Houston’s ConocoPhillips said Thursday it is taking on the epic decline in energy demand from the coronavirus by shutting in 200,000 boe/d combined in the Lower 48 and Canada, around 25% of output, and taking a knife to carve out more capital spending.
CEO Ryan Lance warned during a conference call that U.S. crude storage capacity likely will be exhausted in May. The shut-ins, which impact oil, natural gas and natural gas liquids output, are a sign of the times, he said.
“I would expect to see a lot more of this going forward,” said the CEO. “Actions are coming as there is no place to move crude, whether inland or on water as inventories reach tank top….
“We are not going to sell our crude for these kinds of prices. As the Covid-19 situation works through the situation here and globally, demand will start to return. There are better prices in the future for us.”
The actions are a reflection of management’s view “that near-term oil prices will remain weak, largely due to demand impacts from Covid-19 and continued oil oversupply.”
The Houston-based independent has chosen “not to sell at these kinds of netbacks,” Lance said. ConocoPhillips is able to hold back output in its largest producing region because of its strong financial position, something that he acknowledged is not the case for all producers.
Oil prices that were “tolerable” in March have now deteriorated to “not acceptable levels,” CFO Don Wallette said. Deeper cuts could be coming in June, he warned.
Beginning in May, production is being curtailed across the Lower 48. While executives did not provide specific figures and locations, initially, the shut-ins would impact about 125,000 boe/d gross. Curtailment decisions are to be made on a month-to-month basis, subject to operating agreements and contractual obligations.
At the Surmont oilsands project in Canada, production already has been reduced because of low Western Canada Select prices.

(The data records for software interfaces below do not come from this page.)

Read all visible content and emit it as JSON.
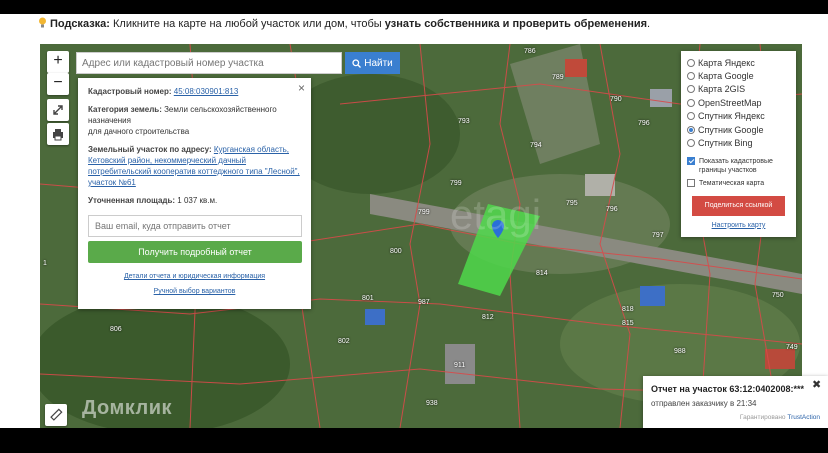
{
  "hint": {
    "label": "Подсказка:",
    "text": " Кликните на карте на любой участок или дом, чтобы ",
    "bold": "узнать собственника и проверить обременения",
    "end": "."
  },
  "map_controls": {
    "zoom_in": "+",
    "zoom_out": "−"
  },
  "search": {
    "placeholder": "Адрес или кадастровый номер участка",
    "button_label": "Найти"
  },
  "info_panel": {
    "close": "×",
    "cadastral_label": "Кадастровый номер:",
    "cadastral_value": "45:08:030901:813",
    "category_label": "Категория земель:",
    "category_value": "Земли сельскохозяйственного назначения",
    "category_value2": "для дачного строительства",
    "address_label": "Земельный участок по адресу:",
    "address_value": "Курганская область, Кетовский район, некоммерческий дачный потребительский кооператив коттеджного типа \"Лесной\", участок №61",
    "area_label": "Уточненная площадь:",
    "area_value": "1 037 кв.м.",
    "email_placeholder": "Ваш email, куда отправить отчет",
    "report_button": "Получить подробный отчет",
    "details_link": "Детали отчета и юридическая информация",
    "manual_link": "Ручной выбор вариантов"
  },
  "layers": {
    "options": [
      {
        "label": "Карта Яндекс",
        "selected": false
      },
      {
        "label": "Карта Google",
        "selected": false
      },
      {
        "label": "Карта 2GIS",
        "selected": false
      },
      {
        "label": "OpenStreetMap",
        "selected": false
      },
      {
        "label": "Спутник Яндекс",
        "selected": false
      },
      {
        "label": "Спутник Google",
        "selected": true
      },
      {
        "label": "Спутник Bing",
        "selected": false
      }
    ],
    "show_borders": "Показать кадастровые границы участков",
    "thematic": "Тематическая карта",
    "share_button": "Поделиться ссылкой",
    "reset_link": "Настроить карту"
  },
  "notification": {
    "title": "Отчет на участок 63:12:0402008:***",
    "subtitle": "отправлен заказчику в 21:34",
    "guarantee": "Гарантировано ",
    "guarantee_link": "TrustAction"
  },
  "watermark": "Домклик",
  "plots": [
    "786",
    "789",
    "790",
    "793",
    "796",
    "794",
    "799",
    "799",
    "795",
    "796",
    "797",
    "800",
    "814",
    "801",
    "987",
    "812",
    "806",
    "802",
    "818",
    "815",
    "911",
    "988",
    "750",
    "749",
    "938",
    "1"
  ],
  "colors": {
    "accent_blue": "#3a7fd0",
    "report_green": "#5aaa4a",
    "share_red": "#d34b43",
    "highlight_plot": "#4fd84b",
    "borders": "#d84a4a"
  }
}
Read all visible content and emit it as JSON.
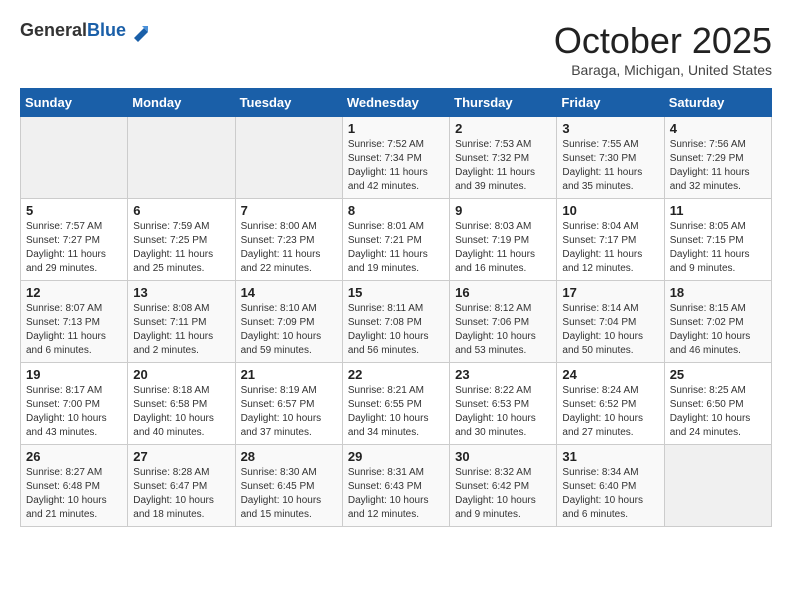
{
  "header": {
    "logo_general": "General",
    "logo_blue": "Blue",
    "month_title": "October 2025",
    "location": "Baraga, Michigan, United States"
  },
  "days_of_week": [
    "Sunday",
    "Monday",
    "Tuesday",
    "Wednesday",
    "Thursday",
    "Friday",
    "Saturday"
  ],
  "weeks": [
    [
      {
        "day": "",
        "info": ""
      },
      {
        "day": "",
        "info": ""
      },
      {
        "day": "",
        "info": ""
      },
      {
        "day": "1",
        "info": "Sunrise: 7:52 AM\nSunset: 7:34 PM\nDaylight: 11 hours and 42 minutes."
      },
      {
        "day": "2",
        "info": "Sunrise: 7:53 AM\nSunset: 7:32 PM\nDaylight: 11 hours and 39 minutes."
      },
      {
        "day": "3",
        "info": "Sunrise: 7:55 AM\nSunset: 7:30 PM\nDaylight: 11 hours and 35 minutes."
      },
      {
        "day": "4",
        "info": "Sunrise: 7:56 AM\nSunset: 7:29 PM\nDaylight: 11 hours and 32 minutes."
      }
    ],
    [
      {
        "day": "5",
        "info": "Sunrise: 7:57 AM\nSunset: 7:27 PM\nDaylight: 11 hours and 29 minutes."
      },
      {
        "day": "6",
        "info": "Sunrise: 7:59 AM\nSunset: 7:25 PM\nDaylight: 11 hours and 25 minutes."
      },
      {
        "day": "7",
        "info": "Sunrise: 8:00 AM\nSunset: 7:23 PM\nDaylight: 11 hours and 22 minutes."
      },
      {
        "day": "8",
        "info": "Sunrise: 8:01 AM\nSunset: 7:21 PM\nDaylight: 11 hours and 19 minutes."
      },
      {
        "day": "9",
        "info": "Sunrise: 8:03 AM\nSunset: 7:19 PM\nDaylight: 11 hours and 16 minutes."
      },
      {
        "day": "10",
        "info": "Sunrise: 8:04 AM\nSunset: 7:17 PM\nDaylight: 11 hours and 12 minutes."
      },
      {
        "day": "11",
        "info": "Sunrise: 8:05 AM\nSunset: 7:15 PM\nDaylight: 11 hours and 9 minutes."
      }
    ],
    [
      {
        "day": "12",
        "info": "Sunrise: 8:07 AM\nSunset: 7:13 PM\nDaylight: 11 hours and 6 minutes."
      },
      {
        "day": "13",
        "info": "Sunrise: 8:08 AM\nSunset: 7:11 PM\nDaylight: 11 hours and 2 minutes."
      },
      {
        "day": "14",
        "info": "Sunrise: 8:10 AM\nSunset: 7:09 PM\nDaylight: 10 hours and 59 minutes."
      },
      {
        "day": "15",
        "info": "Sunrise: 8:11 AM\nSunset: 7:08 PM\nDaylight: 10 hours and 56 minutes."
      },
      {
        "day": "16",
        "info": "Sunrise: 8:12 AM\nSunset: 7:06 PM\nDaylight: 10 hours and 53 minutes."
      },
      {
        "day": "17",
        "info": "Sunrise: 8:14 AM\nSunset: 7:04 PM\nDaylight: 10 hours and 50 minutes."
      },
      {
        "day": "18",
        "info": "Sunrise: 8:15 AM\nSunset: 7:02 PM\nDaylight: 10 hours and 46 minutes."
      }
    ],
    [
      {
        "day": "19",
        "info": "Sunrise: 8:17 AM\nSunset: 7:00 PM\nDaylight: 10 hours and 43 minutes."
      },
      {
        "day": "20",
        "info": "Sunrise: 8:18 AM\nSunset: 6:58 PM\nDaylight: 10 hours and 40 minutes."
      },
      {
        "day": "21",
        "info": "Sunrise: 8:19 AM\nSunset: 6:57 PM\nDaylight: 10 hours and 37 minutes."
      },
      {
        "day": "22",
        "info": "Sunrise: 8:21 AM\nSunset: 6:55 PM\nDaylight: 10 hours and 34 minutes."
      },
      {
        "day": "23",
        "info": "Sunrise: 8:22 AM\nSunset: 6:53 PM\nDaylight: 10 hours and 30 minutes."
      },
      {
        "day": "24",
        "info": "Sunrise: 8:24 AM\nSunset: 6:52 PM\nDaylight: 10 hours and 27 minutes."
      },
      {
        "day": "25",
        "info": "Sunrise: 8:25 AM\nSunset: 6:50 PM\nDaylight: 10 hours and 24 minutes."
      }
    ],
    [
      {
        "day": "26",
        "info": "Sunrise: 8:27 AM\nSunset: 6:48 PM\nDaylight: 10 hours and 21 minutes."
      },
      {
        "day": "27",
        "info": "Sunrise: 8:28 AM\nSunset: 6:47 PM\nDaylight: 10 hours and 18 minutes."
      },
      {
        "day": "28",
        "info": "Sunrise: 8:30 AM\nSunset: 6:45 PM\nDaylight: 10 hours and 15 minutes."
      },
      {
        "day": "29",
        "info": "Sunrise: 8:31 AM\nSunset: 6:43 PM\nDaylight: 10 hours and 12 minutes."
      },
      {
        "day": "30",
        "info": "Sunrise: 8:32 AM\nSunset: 6:42 PM\nDaylight: 10 hours and 9 minutes."
      },
      {
        "day": "31",
        "info": "Sunrise: 8:34 AM\nSunset: 6:40 PM\nDaylight: 10 hours and 6 minutes."
      },
      {
        "day": "",
        "info": ""
      }
    ]
  ],
  "colors": {
    "header_bg": "#1a5fa8",
    "header_text": "#ffffff",
    "odd_row": "#f9f9f9",
    "even_row": "#ffffff",
    "empty_cell": "#f0f0f0"
  }
}
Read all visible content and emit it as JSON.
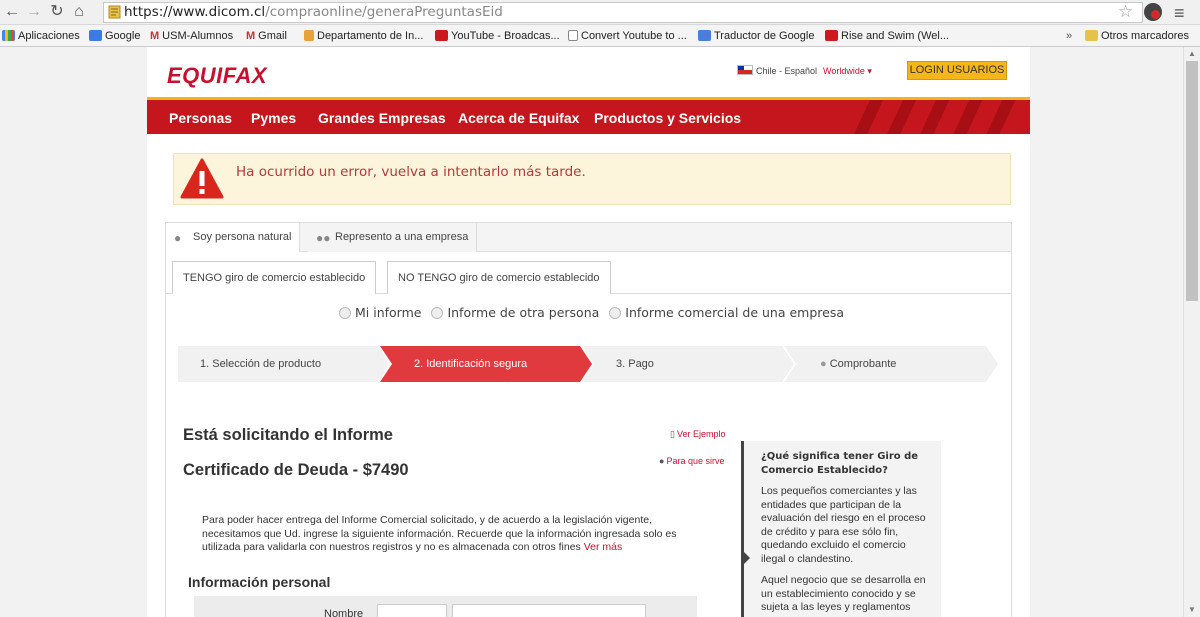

By May, production should be down by about 100,000 b/d gross to 35,000 b/d.
Altogether, the announced curtailments across North America represent 200,000 boe/d net.
In addition, all five of the U.S. hydraulic fracturing (fracking) crews are being scuttled, and additional completions work is not expected to resume this year, COO Matt Fox said during the call.
The pullback in fracking will lead to more drilled but uncompleted (DUC) wells, Fox said.
“We’re really not focusing on sustaining flat production in any particular area” but to sustaining capital on a run-rate basis, he said. “We are going with building DUCs through the remainder of the year. It gives us flexibility to ramp up production fairly quickly or complete those wells at a regular pace. We haven’t really decided yet, so the market will give us guidance.”
ConocoPhillips also does not have a “significant amount of oil above ground,” Wallette said. “We prefer to avoid the costs of transporting to a storage facility, the storage fees, transporting it back to customers...We are choosing to store oil in the reservoir instead.”
The company has pipeline commitments, “but we believe we can manage around that. We have a quite capable commercial organization to backfill volumes that we don’t flow. We don’t expect significant costs associated with those commitments.”
The 2020 guidance outlined only four weeks ago no longer applies, Lance said. In its initial response to the pandemic and price war, the company in March trimmed capital expenditures (capex) by $700 million, or around 10%, while slowing activity in the Lower 48 and deferring drilling in Alaska.
Capex, operating costs and share repurchases are being reduced overall by another $3 billion.
“In March we exercised $2.2 billion of flexibility via reductions in both our planned 2020 capital spending and share repurchases,” said Lance. “At that time, we stated we would continue to monitor the market and exercise additional flexibility, if warranted...We are well positioned with flexibility to take actions that we believe maintain our relative competitive advantages, as well as our ability to resume programs depending on the timing and path of a recovery.”
ConocoPhillips is cutting another $1.6 billion from capex, bringing the current estimate to $4.3 billion. Including the previously announced reduction of $700 million, the total reduction in operating plan capital spending is $2.3 billion, or about 35%, from initial 2020 guidance.
Operating costs have been cut by $600 million, about 10% below initial guidance, bringing the current estimate to $5.3 billion. In addition, share repurchases have been suspended.
“On a combined basis, the cumulative capital, operating cost and share repurchase actions represent a reduction in 2020 cash uses of over $5 billion versus original operating plan guidance,” management said.
“Over the past few years we worked very hard to position our company with significant flexibility across our capital, operating, distribution and balance sheet channels,” Lance said. “We entered this downturn with several competitive advantages, including a very strong balance sheet with over $14 billion of liquidity, a diverse portfolio with low capital intensity, and significant financial and operating flexibility.
“We believe this puts us in an advantaged position to take rational, economic actions, including voluntary curtailments that align with reasoned views of the market.”
Lance said the environment has changed for everyone. “The combination of Covid-19 and the oil market downturn has been difficult on industry and on stakeholders everywhere. As we manage through this unprecedented event, ConocoPhillips’ priorities are to protect the health and safety of our stakeholders, help mitigate the spread of Covid-19 and safely execute our business plans.”